• **GIVEN RECORDS**
------------------------------------------------------------------------

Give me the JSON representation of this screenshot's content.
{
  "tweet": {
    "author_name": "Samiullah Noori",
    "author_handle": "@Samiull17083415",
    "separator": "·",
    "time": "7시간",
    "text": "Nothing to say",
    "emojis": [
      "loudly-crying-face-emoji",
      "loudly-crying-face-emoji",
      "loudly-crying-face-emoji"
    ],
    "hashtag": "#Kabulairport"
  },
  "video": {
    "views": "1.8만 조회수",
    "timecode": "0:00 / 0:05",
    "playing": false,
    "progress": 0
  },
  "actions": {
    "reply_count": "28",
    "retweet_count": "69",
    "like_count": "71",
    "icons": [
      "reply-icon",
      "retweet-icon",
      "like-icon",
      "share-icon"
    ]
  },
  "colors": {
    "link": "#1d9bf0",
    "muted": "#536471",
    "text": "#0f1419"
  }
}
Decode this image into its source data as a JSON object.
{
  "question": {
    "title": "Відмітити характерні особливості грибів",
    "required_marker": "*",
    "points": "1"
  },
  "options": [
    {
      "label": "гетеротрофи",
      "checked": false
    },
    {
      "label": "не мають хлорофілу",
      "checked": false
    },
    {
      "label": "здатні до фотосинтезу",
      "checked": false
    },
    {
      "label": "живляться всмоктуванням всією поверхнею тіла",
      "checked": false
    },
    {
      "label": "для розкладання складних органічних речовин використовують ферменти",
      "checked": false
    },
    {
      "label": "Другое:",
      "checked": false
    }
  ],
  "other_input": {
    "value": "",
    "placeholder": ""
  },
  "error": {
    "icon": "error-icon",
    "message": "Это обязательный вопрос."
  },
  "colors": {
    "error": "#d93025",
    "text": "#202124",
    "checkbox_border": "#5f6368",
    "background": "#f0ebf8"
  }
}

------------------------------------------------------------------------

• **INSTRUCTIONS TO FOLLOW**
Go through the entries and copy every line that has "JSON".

• **EXPECTED ANSWER**
Give me the JSON representation of this screenshot's content.
Decode this image into its source data as a JSON object.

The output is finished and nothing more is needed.